But Murano is one of the few areas where locals seem to live, and here are a few going about their business, playing on bikes and having a coffee. A busy composition that took a bit of trial error..
Off the Tourist Tracks
Even in summer, you can still escape the crowds during the day if you know where to go, or more accurately where to avoid. I rarely follow a map, preferring just to wander around getting lost. There are two key tricks. The first is to ignore the signposted routes; they channel hundreds of people along narrow alleys when there are often several alternative unsigned routes that are near-empty. The second is to keep away from the centre and the Grand Canal.
Here are two images from well off the tourist trail. The first taken to the north of the Grand Canal, the second right at the eastern tip of Venice. Neither show grand buildings, but both to me ooze crumbling charm and character.
Here is a simple palazzo facade in a quiet square, Campo San Barnabo. Deceptively simple perhaps: look closer and there’s a lot of visual intertest in the ironwork and in the transition from the stucco exterior of the upper floors to the exposed brickwork of the ground floor. Even with the tilt-shift lens, composing this needed care to ensure the camera was centred on the central vertical axis. Otherwise the perspective on the end balconies would have been different (and not fixable in Lightroom!). I decided against sawing down the wooden mooring pole as it rather nicely balanced the lack of window at that point…
A collection of Venice images would of course be incomplete without some moody canals with reflections.
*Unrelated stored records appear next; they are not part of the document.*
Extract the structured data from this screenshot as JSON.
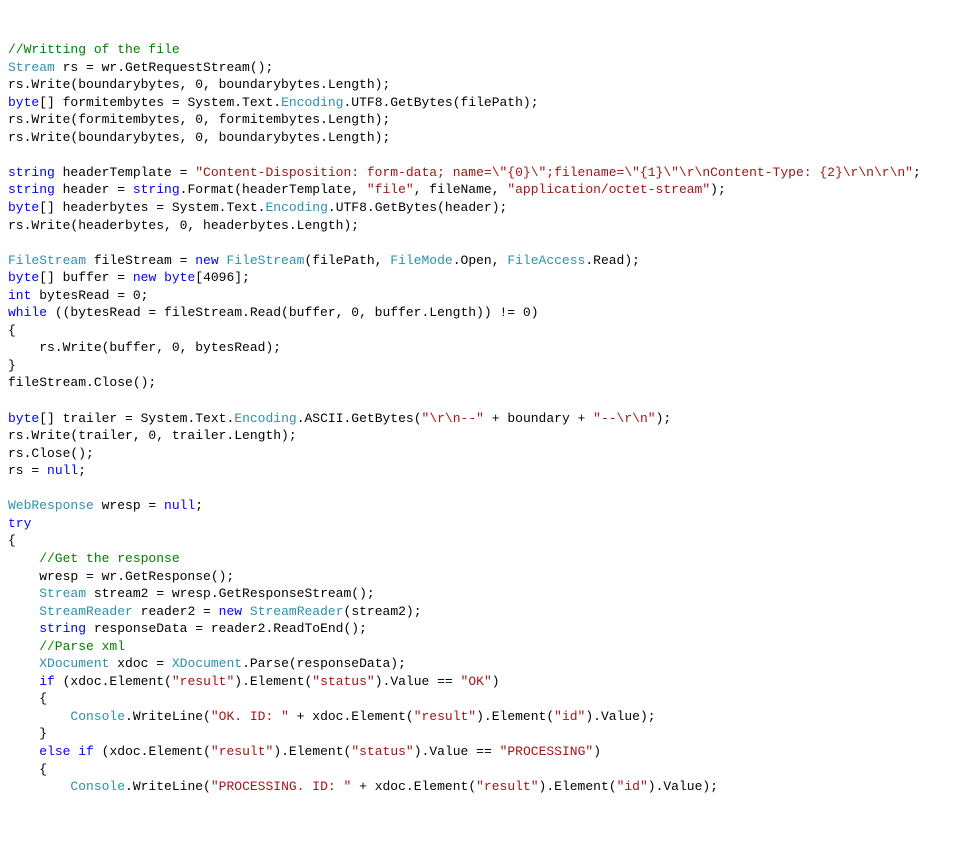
{
  "c": {
    "a": "//Writting of the file",
    "b": "Stream",
    "c": " rs = wr.GetRequestStream();",
    "d": "rs.Write(boundarybytes, 0, boundarybytes.Length);",
    "e": "byte",
    "f": "[] formitembytes = System.Text.",
    "g": "Encoding",
    "h": ".UTF8.GetBytes(filePath);",
    "i": "rs.Write(formitembytes, 0, formitembytes.Length);",
    "j": "rs.Write(boundarybytes, 0, boundarybytes.Length);",
    "k": "string",
    "l": " headerTemplate = ",
    "m": "\"Content-Disposition: form-data; name=\\\"{0}\\\";filename=\\\"{1}\\\"\\r\\nContent-Type: {2}\\r\\n\\r\\n\"",
    "n": " header = ",
    "o": ".Format(headerTemplate, ",
    "p": "\"file\"",
    "q": ", fileName, ",
    "r": "\"application/octet-stream\"",
    "s": "[] headerbytes = System.Text.",
    "t": ".UTF8.GetBytes(header);",
    "u": "rs.Write(headerbytes, 0, headerbytes.Length);",
    "v": "FileStream",
    "w": " fileStream = ",
    "x": "new",
    "y": "(filePath, ",
    "z": "FileMode",
    "aa": ".Open, ",
    "ab": "FileAccess",
    "ac": ".Read);",
    "ad": "[] buffer = ",
    "ae": "[4096];",
    "af": "int",
    "ag": " bytesRead = 0;",
    "ah": "while",
    "ai": " ((bytesRead = fileStream.Read(buffer, 0, buffer.Length)) != 0)",
    "aj": "{",
    "ak": "    rs.Write(buffer, 0, bytesRead);",
    "al": "}",
    "am": "fileStream.Close();",
    "an": "[] trailer = System.Text.",
    "ao": ".ASCII.GetBytes(",
    "ap": "\"\\r\\n--\"",
    "aq": " + boundary + ",
    "ar": "\"--\\r\\n\"",
    "as": "rs.Write(trailer, 0, trailer.Length);",
    "at": "rs.Close();",
    "au": "rs = ",
    "av": "null",
    "aw": "WebResponse",
    "ax": " wresp = ",
    "ay": "try",
    "az": "    //Get the response",
    "ba": "    wresp = wr.GetResponse();",
    "bb": " stream2 = wresp.GetResponseStream();",
    "bc": "StreamReader",
    "bd": " reader2 = ",
    "be": "(stream2);",
    "bf": " responseData = reader2.ReadToEnd();",
    "bg": "    //Parse xml",
    "bh": "XDocument",
    "bi": " xdoc = ",
    "bj": ".Parse(responseData);",
    "bk": "if",
    "bl": " (xdoc.Element(",
    "bm": "\"result\"",
    "bn": ").Element(",
    "bo": "\"status\"",
    "bp": ").Value == ",
    "bq": "\"OK\"",
    "br": "    {",
    "bs": "Console",
    "bt": ".WriteLine(",
    "bu": "\"OK. ID: \"",
    "bv": " + xdoc.Element(",
    "bw": "\"id\"",
    "bx": ").Value);",
    "by": "    }",
    "bz": "else",
    "ca": "\"PROCESSING\"",
    "cb": "\"PROCESSING. ID: \"",
    "cc": ";",
    "cd": ");",
    "ce": ")",
    "cf": " ",
    "cg": "    ",
    "ch": "        "
  }
}
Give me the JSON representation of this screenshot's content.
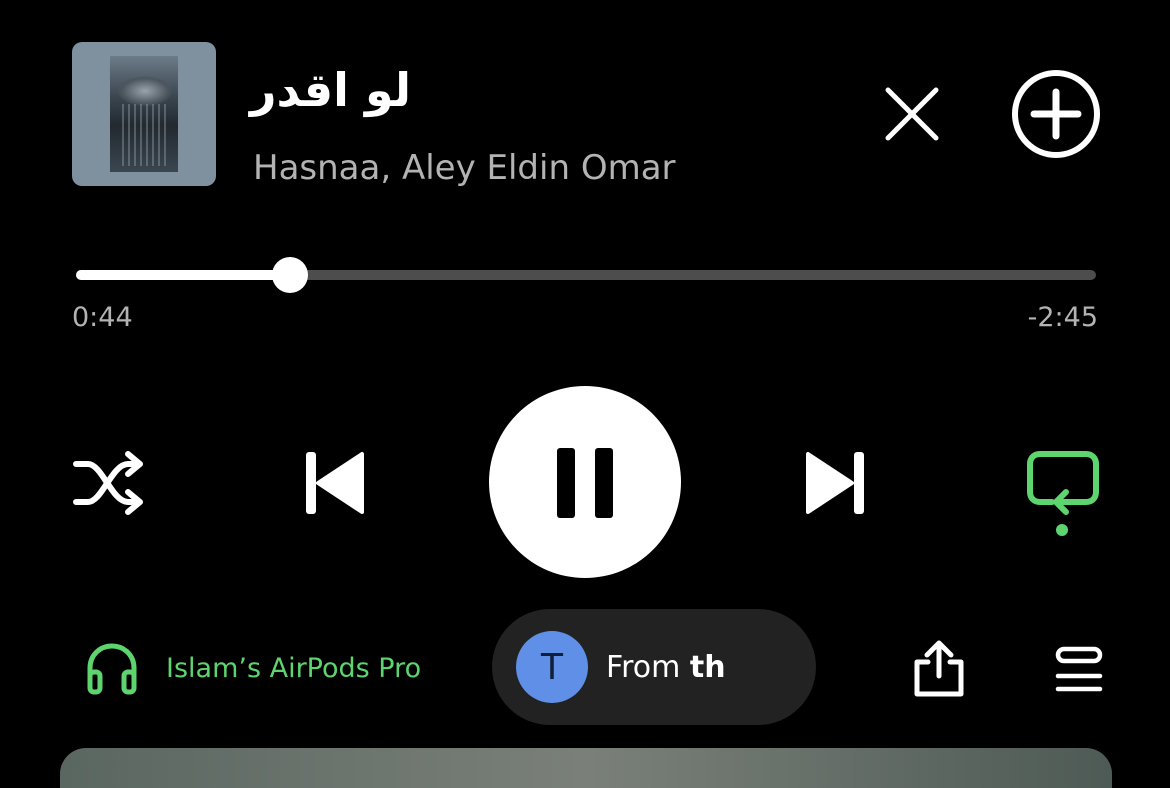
{
  "track": {
    "title": "لو اقدر",
    "artist": "Hasnaa, Aley Eldin Omar"
  },
  "progress": {
    "elapsed": "0:44",
    "remaining": "-2:45",
    "fraction": 0.21
  },
  "device": {
    "name": "Islam’s AirPods Pro"
  },
  "pill": {
    "avatar_letter": "T",
    "text_regular": "From",
    "text_bold": "th"
  },
  "colors": {
    "accent_green": "#5ed46f",
    "avatar_blue": "#5f8fe6",
    "background": "#000000"
  },
  "icons": {
    "close": "close-icon",
    "add": "add-circle-icon",
    "shuffle": "shuffle-icon",
    "previous": "skip-previous-icon",
    "pause": "pause-icon",
    "next": "skip-next-icon",
    "repeat": "repeat-icon",
    "headphones": "headphones-icon",
    "share": "share-icon",
    "queue": "queue-icon"
  }
}
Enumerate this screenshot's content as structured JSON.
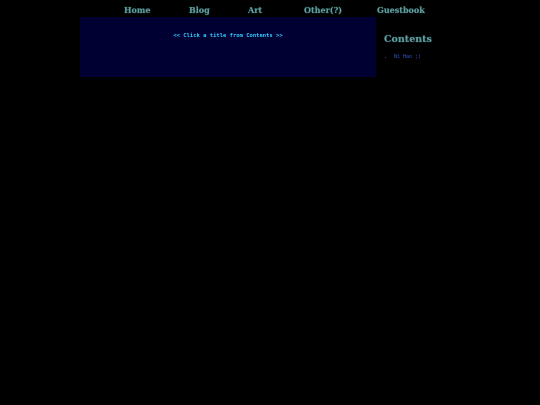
{
  "nav": {
    "items": [
      {
        "label": "Home"
      },
      {
        "label": "Blog"
      },
      {
        "label": "Art"
      },
      {
        "label": "Other(?)"
      },
      {
        "label": "Guestbook"
      }
    ]
  },
  "main": {
    "hint": "<< Click a title from Contents >>"
  },
  "sidebar": {
    "title": "Contents",
    "items": [
      {
        "label": "Ni Hao ;)"
      }
    ]
  },
  "colors": {
    "background": "#000000",
    "panel": "#000033",
    "nav_link": "#5f9ea0",
    "hint_text": "#33ccff",
    "list_link": "#3355cc"
  }
}
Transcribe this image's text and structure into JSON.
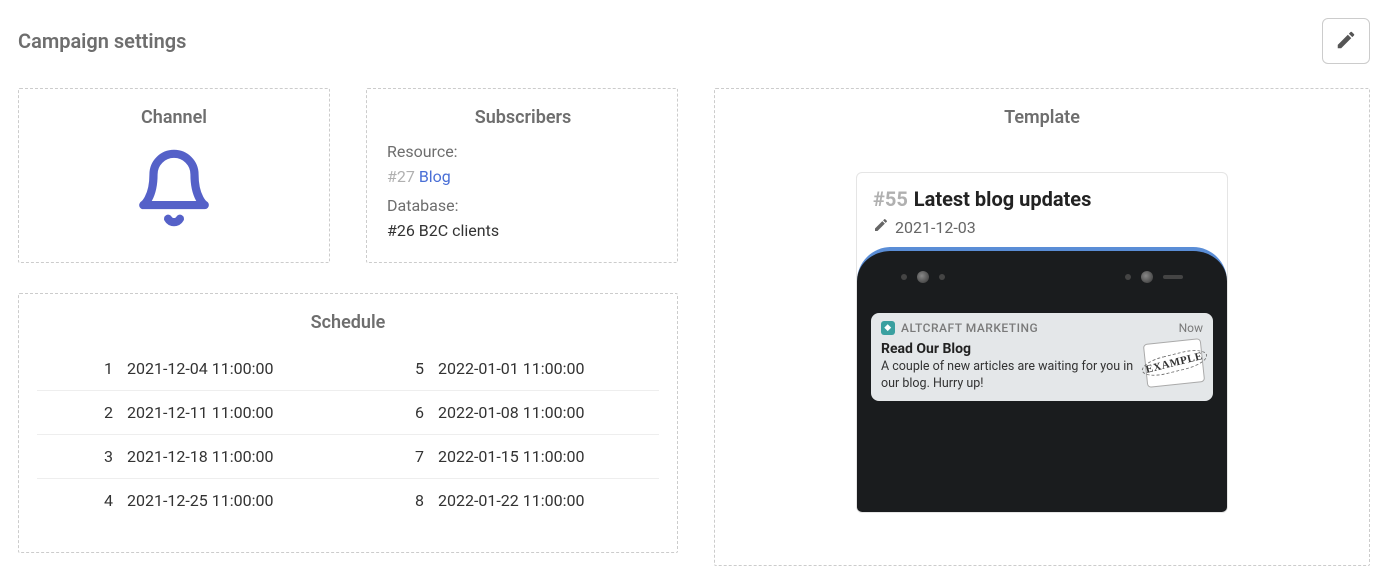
{
  "page": {
    "title": "Campaign settings"
  },
  "channel": {
    "title": "Channel"
  },
  "subscribers": {
    "title": "Subscribers",
    "resource_label": "Resource:",
    "resource_id": "#27",
    "resource_name": "Blog",
    "database_label": "Database:",
    "database_value": "#26 B2C clients"
  },
  "schedule": {
    "title": "Schedule",
    "left": [
      {
        "n": "1",
        "dt": "2021-12-04 11:00:00"
      },
      {
        "n": "2",
        "dt": "2021-12-11 11:00:00"
      },
      {
        "n": "3",
        "dt": "2021-12-18 11:00:00"
      },
      {
        "n": "4",
        "dt": "2021-12-25 11:00:00"
      }
    ],
    "right": [
      {
        "n": "5",
        "dt": "2022-01-01 11:00:00"
      },
      {
        "n": "6",
        "dt": "2022-01-08 11:00:00"
      },
      {
        "n": "7",
        "dt": "2022-01-15 11:00:00"
      },
      {
        "n": "8",
        "dt": "2022-01-22 11:00:00"
      }
    ]
  },
  "template": {
    "title": "Template",
    "id": "#55",
    "name": "Latest blog updates",
    "date": "2021-12-03",
    "preview": {
      "app": "ALTCRAFT MARKETING",
      "time": "Now",
      "title": "Read Our Blog",
      "message": "A couple of new articles are waiting for you in our blog. Hurry up!",
      "stamp": "EXAMPLE"
    }
  }
}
Here are three examples, the first mostly water, the second mostly buildings and the last just reflections. Endless possibilities even in monochrome.
One of my very first digital images of Venice. Grand Canal Palazzo facade caught in the late afternoon sun (July, 7:30 PM):
Back to the Giudecca Canal, looking across to the Zattere:
Here is the much-photographed San Giorgio Maggiore, set on its own island off the east end of the Giudecca. This is hardly the most original image, but I couldn’t resist the beautifully floodlit brick and marble exterior, and the campanile (bell tower) set against a pitch black night sky:
Last but not least, 11:30 PM, looking down a narrow canal to an artistically posed and lit bridge, the streets as silent and empty as my morning stroll. (With just a bit of help from the excellent dynamic range of the Nikon’s sensor!)
I’m hoping to return to Venice this year. “But you’ve tons of photos of Venice” my wife reminds me. True, but I’m always hoping to get better versions, and of course there’s my wonderful new(ish) 19mm Nikon PC-E to try out on the Z7…
Thank you for taking time to look at this post.
This article has been submitted by our reader David Nash. To see more of his work, please visit his website.